Significantly the organisation, which provides aged care, disability supports, health care and crisis response in Queensland, has managed the restoration of its key corporate systems, as well as the reinstatement of many of the integrations between applications supporting its business processes.
UnitingCare Queensland will continue ongoing partnerships with third-party incident response and threat eradication specialists to ensure integrity across its digital environment, and has taken rigorous measures to identify, contain and eradicate the threats responsible.
“We have also introduced improved security controls across our digital environment, including increased process controls and implemented a market-leading endpoint detect-and-response (EDR) solution to provide ongoing protection,” UnitingCare Queensland said in a statement.
The Uniting Church’s community services arm also continues to work closely with leading external technical and forensic advisors and the Australian Cyber Security Centre to respond to the incident.
“We have also instructed external legal advisors to assist with responding to the incident from a privacy perspective.
Based on UnitingCare Queensland’s assessment to date, there is no evidence that the health and safety of its patients, residents or clients has been in any way compromised as a result of the cyber incident.
“We are grateful for the understanding and patience shown by our suppliers, funding and regulatory partners during this time and will continue to keep them updated in relation to managing the incident-related backlog and our reporting obligations,” the organisation said.

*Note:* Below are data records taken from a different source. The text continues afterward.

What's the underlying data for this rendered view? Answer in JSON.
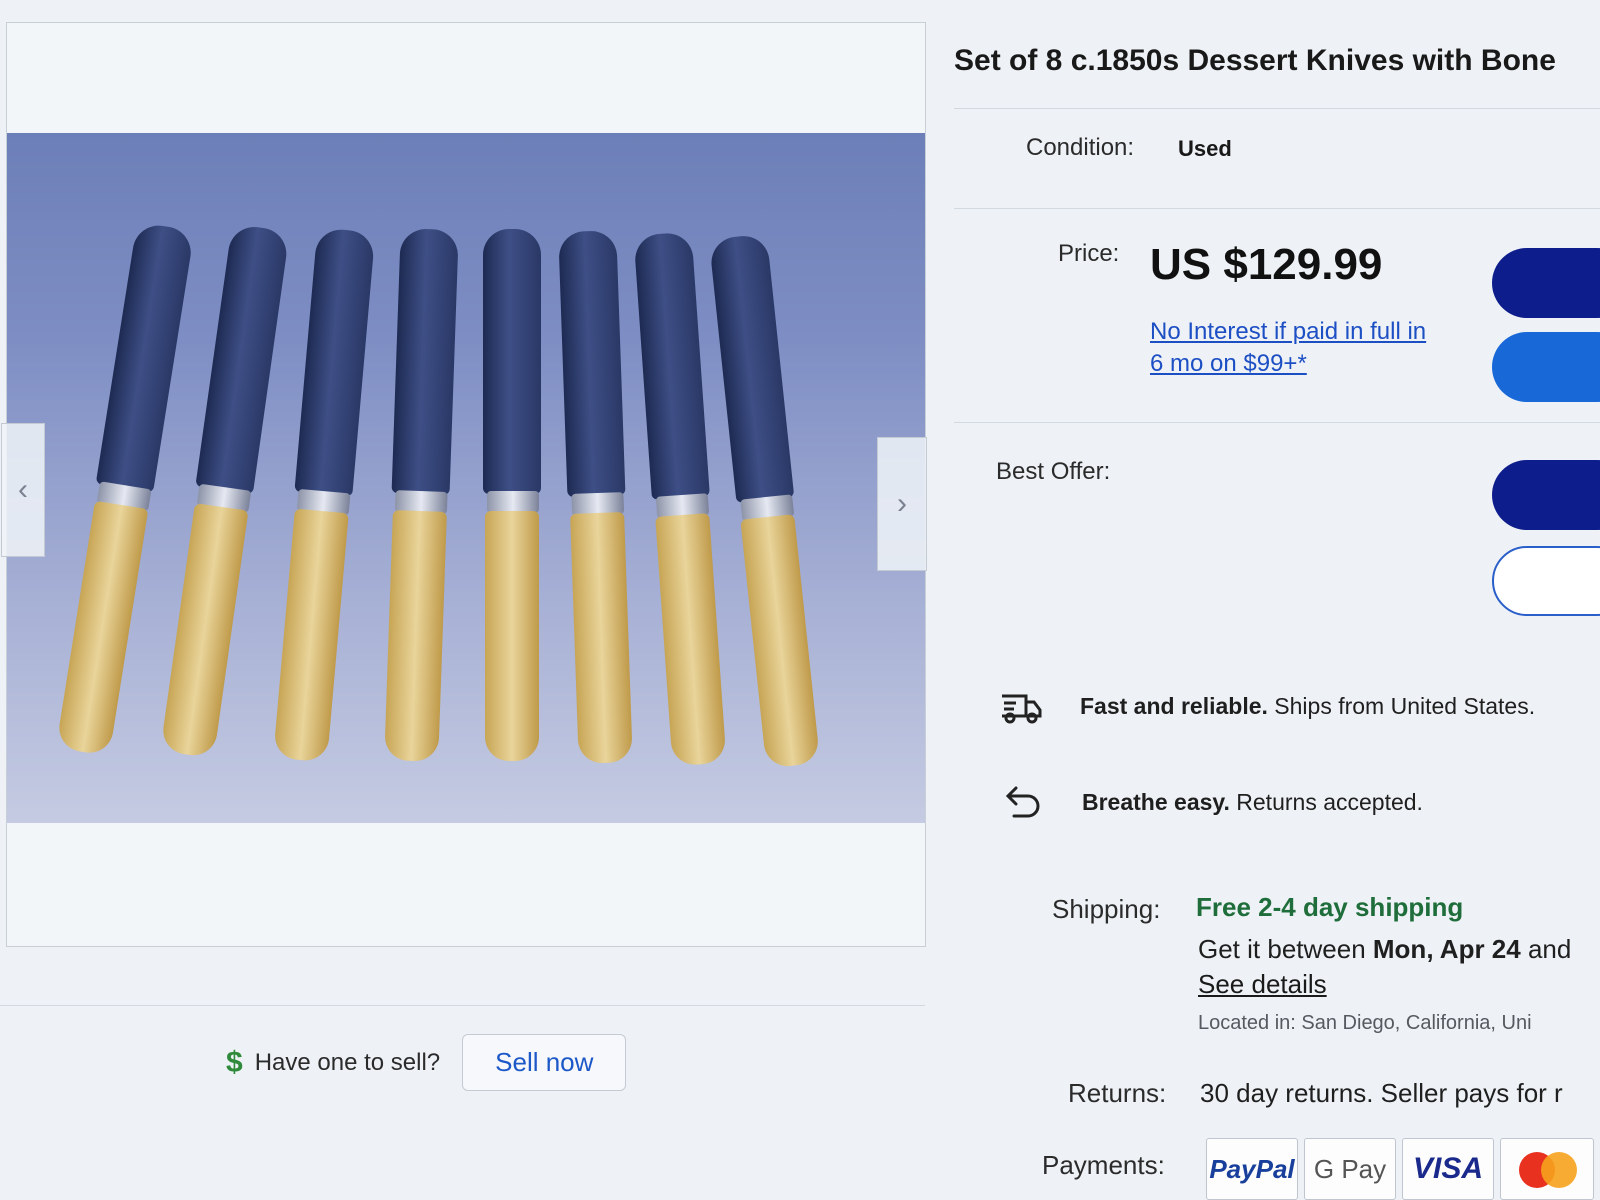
{
  "gallery": {
    "prev_arrow": "‹",
    "next_arrow": "›",
    "knife_count": 8
  },
  "sell": {
    "prompt": "Have one to sell?",
    "button": "Sell now",
    "icon": "$"
  },
  "item": {
    "title": "Set of 8 c.1850s Dessert Knives with Bone",
    "condition_label": "Condition:",
    "condition_value": "Used",
    "price_label": "Price:",
    "price_value": "US $129.99",
    "financing_line1": "No Interest if paid in full in",
    "financing_line2": "6 mo on $99+*",
    "best_offer_label": "Best Offer:"
  },
  "features": [
    {
      "icon": "truck-icon",
      "bold": "Fast and reliable.",
      "text": " Ships from United States."
    },
    {
      "icon": "return-arrow-icon",
      "bold": "Breathe easy.",
      "text": " Returns accepted."
    }
  ],
  "shipping": {
    "label": "Shipping:",
    "headline": "Free 2-4 day shipping",
    "delivery_prefix": "Get it between ",
    "delivery_date": "Mon, Apr 24",
    "delivery_suffix": " and",
    "details_link": "See details",
    "located": "Located in: San Diego, California, Uni"
  },
  "returns": {
    "label": "Returns:",
    "value": "30 day returns. Seller pays for r"
  },
  "payments": {
    "label": "Payments:",
    "methods": [
      "PayPal",
      "G Pay",
      "VISA",
      "Mastercard"
    ]
  },
  "colors": {
    "primary_button": "#0d1d8c",
    "secondary_button": "#1868d8",
    "link": "#1d4fc4",
    "shipping_green": "#1e6d3a"
  }
}
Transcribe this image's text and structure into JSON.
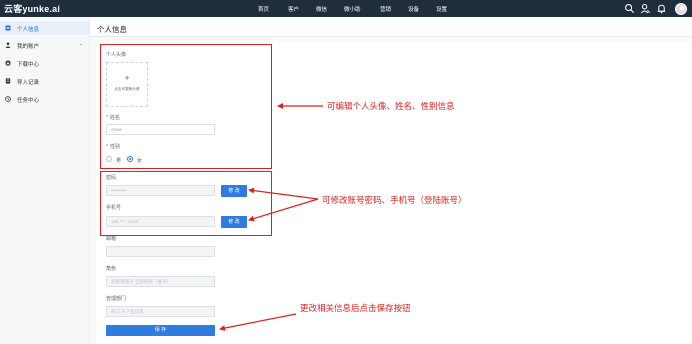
{
  "topbar": {
    "logo": "云客yunke.ai",
    "nav": [
      "首页",
      "客户",
      "微信",
      "微小助",
      "营销",
      "设备",
      "设置"
    ]
  },
  "sidebar": {
    "items": [
      {
        "label": "个人信息",
        "icon": "profile-icon",
        "active": true
      },
      {
        "label": "我的账户",
        "icon": "user-icon",
        "active": false,
        "caret": "⌄"
      },
      {
        "label": "下载中心",
        "icon": "download-icon",
        "active": false
      },
      {
        "label": "导入记录",
        "icon": "import-icon",
        "active": false
      },
      {
        "label": "任务中心",
        "icon": "task-icon",
        "active": false
      }
    ]
  },
  "page": {
    "title": "个人信息"
  },
  "form": {
    "avatar_label": "个人头像",
    "avatar_plus": "+",
    "avatar_hint": "点击可更换头像",
    "name_label": "姓名",
    "name_value": "Anna",
    "gender_label": "性别",
    "gender_male": "男",
    "gender_female": "女",
    "gender_selected": "女",
    "password_label": "密码",
    "password_value": "••••••••••",
    "modify_label": "修 改",
    "phone_label": "手机号",
    "phone_value": "188 **** 4028",
    "email_label": "邮箱",
    "email_value": "",
    "role_label": "角色",
    "role_value": "超级管理员·全部权限（展示）",
    "dept_label": "管理部门",
    "dept_value": "部门:天下鱼信息",
    "required_mark": "*",
    "save_label": "保 存"
  },
  "annotations": {
    "edit_profile": "可编辑个人头像、姓名、性别信息",
    "edit_account": "可修改账号密码、手机号（登陆账号）",
    "save_hint": "更改相关信息后点击保存按钮",
    "color": "#e02020"
  },
  "colors": {
    "topbar": "#1f2d3d",
    "accent": "#2f7be0",
    "sidebar_active": "#e6effa"
  }
}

“UnitingCare is immensely proud of the spirit and energy shown by our people in ensuring the organisation has remained operational and serving our community, patients and clients since the incident occurred.”